Meet the Erosion Twins, Inflation and Taxes. Inflation has been out of the country for a while; Taxes is a homebody. They have a voracious appetite, respectively, for capital and income, and they need your support.
Take Inflation for example. He's a growing boy. A June 19, 2008 news release from Statistics Canada confirmed that consumer prices rose 2.2% in May compared with May 2007, up from the 1.7% increase reported in April. According to the release, the 0.5 percentage point acceleration in the all-items Consumer Price Index (CPI) was the sharpest since September 2007.
The main culprit? Over the past year, crude oil prices almost doubled. As a result, gasoline prices increased substantially across the country, rising the most in Quebec and Ontario.
Higher mortgage interest costs were also a contributing factor to the rise in consumer prices in May; however, new housing prices continued to exert more upward pressure on this index than mortgage interest rates themselves.
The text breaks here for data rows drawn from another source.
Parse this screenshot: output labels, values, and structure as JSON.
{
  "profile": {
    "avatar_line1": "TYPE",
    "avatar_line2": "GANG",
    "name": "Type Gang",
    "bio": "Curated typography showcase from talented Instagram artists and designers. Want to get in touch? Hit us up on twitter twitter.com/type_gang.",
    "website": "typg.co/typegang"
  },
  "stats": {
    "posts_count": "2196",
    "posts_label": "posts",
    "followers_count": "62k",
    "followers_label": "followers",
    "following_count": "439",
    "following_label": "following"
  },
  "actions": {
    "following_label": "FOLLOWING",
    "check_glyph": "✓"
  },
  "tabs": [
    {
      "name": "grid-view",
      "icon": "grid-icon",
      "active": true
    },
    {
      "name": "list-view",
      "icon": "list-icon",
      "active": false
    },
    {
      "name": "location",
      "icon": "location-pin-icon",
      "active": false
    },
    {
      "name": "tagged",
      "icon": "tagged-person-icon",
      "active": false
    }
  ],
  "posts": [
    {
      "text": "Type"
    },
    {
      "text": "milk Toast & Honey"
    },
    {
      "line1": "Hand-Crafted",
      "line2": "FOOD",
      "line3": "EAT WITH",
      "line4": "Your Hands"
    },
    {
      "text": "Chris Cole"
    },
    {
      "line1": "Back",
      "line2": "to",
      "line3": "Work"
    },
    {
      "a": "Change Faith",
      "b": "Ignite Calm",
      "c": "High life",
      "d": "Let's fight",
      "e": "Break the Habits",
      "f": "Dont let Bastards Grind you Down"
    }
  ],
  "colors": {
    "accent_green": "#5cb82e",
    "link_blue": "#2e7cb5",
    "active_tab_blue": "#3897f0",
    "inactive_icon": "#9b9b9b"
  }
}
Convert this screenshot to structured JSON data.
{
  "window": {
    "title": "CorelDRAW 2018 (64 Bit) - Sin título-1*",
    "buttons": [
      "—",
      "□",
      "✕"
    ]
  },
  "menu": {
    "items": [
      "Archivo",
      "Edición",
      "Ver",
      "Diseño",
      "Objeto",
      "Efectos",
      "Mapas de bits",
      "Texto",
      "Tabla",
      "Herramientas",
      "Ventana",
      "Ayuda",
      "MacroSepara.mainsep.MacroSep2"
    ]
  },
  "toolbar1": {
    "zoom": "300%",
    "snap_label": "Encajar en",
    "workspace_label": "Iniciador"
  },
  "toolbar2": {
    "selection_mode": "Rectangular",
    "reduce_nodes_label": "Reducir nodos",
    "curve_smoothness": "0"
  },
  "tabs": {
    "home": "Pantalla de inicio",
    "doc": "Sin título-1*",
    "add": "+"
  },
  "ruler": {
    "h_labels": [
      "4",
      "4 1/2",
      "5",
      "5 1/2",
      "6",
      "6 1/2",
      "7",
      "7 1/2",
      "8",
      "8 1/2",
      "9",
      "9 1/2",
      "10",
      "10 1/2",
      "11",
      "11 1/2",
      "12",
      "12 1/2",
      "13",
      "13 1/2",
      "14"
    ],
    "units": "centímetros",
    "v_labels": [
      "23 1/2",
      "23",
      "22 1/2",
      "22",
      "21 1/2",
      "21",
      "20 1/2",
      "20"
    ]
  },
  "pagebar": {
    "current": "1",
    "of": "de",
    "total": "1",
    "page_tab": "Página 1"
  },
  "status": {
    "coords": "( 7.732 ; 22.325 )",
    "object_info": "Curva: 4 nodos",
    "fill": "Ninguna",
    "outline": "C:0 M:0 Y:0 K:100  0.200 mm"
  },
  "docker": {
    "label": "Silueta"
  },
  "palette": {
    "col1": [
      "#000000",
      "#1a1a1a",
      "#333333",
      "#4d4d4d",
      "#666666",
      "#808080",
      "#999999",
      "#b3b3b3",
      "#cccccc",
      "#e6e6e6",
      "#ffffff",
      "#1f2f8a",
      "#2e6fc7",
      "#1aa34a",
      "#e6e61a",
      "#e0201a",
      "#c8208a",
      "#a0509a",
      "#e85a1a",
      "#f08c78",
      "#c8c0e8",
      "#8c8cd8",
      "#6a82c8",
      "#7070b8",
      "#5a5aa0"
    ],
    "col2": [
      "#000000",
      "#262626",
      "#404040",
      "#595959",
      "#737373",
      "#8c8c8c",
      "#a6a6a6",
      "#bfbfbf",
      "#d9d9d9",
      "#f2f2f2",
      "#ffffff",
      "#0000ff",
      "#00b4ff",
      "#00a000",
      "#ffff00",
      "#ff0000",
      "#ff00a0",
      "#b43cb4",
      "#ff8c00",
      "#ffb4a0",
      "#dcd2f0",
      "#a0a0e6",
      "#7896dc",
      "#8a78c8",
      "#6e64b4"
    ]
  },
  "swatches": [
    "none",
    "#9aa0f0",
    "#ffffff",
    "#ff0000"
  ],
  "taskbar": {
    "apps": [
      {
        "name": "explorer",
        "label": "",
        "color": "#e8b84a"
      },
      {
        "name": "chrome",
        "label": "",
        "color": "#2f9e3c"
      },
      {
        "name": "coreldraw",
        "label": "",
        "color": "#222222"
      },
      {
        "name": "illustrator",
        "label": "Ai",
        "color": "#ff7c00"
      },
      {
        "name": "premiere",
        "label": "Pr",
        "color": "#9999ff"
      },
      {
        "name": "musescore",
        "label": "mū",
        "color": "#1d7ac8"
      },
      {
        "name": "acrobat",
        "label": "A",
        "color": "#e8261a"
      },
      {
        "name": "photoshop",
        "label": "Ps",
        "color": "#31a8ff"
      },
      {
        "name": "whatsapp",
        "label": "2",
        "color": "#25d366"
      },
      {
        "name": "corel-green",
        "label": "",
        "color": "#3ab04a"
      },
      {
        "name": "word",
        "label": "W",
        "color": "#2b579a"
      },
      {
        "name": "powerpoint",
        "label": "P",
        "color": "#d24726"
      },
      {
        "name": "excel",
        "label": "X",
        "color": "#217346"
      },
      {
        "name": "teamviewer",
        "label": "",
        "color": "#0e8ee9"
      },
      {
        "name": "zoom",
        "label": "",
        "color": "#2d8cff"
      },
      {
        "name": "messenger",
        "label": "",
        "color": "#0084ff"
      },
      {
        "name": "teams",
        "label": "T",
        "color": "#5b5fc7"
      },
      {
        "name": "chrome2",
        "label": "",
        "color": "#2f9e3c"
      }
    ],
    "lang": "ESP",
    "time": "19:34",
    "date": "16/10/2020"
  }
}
Canadians paid 1.9% more in May for store-bought food items compared with the same month last year, up from the 0.9% increase posted in April. Those households with a sweet tooth were most heavily burdened: prices for bakery products increased 13.2%, the fastest 12-month rise since October 1981.
Inflation and Taxes together are big dependants in any household. Consider this scenario, as computed by The Knowledge Bureau's Retirement Savings Planner, (you can try a free demo at www.knowledgebureau.com/evergreen)
|Savings:||$1,000 invested each year for 30 years at an average 5% return||$69,761|
|Taxes:||What's left after an average effective tax rate of 30% per year||$38,513|
|Inflation:||What's left after an average inflation rate of 2% per year||$29,497|
The Erosion Twins have been expensive. . .together they've eaten $40,264 of savings in a generation!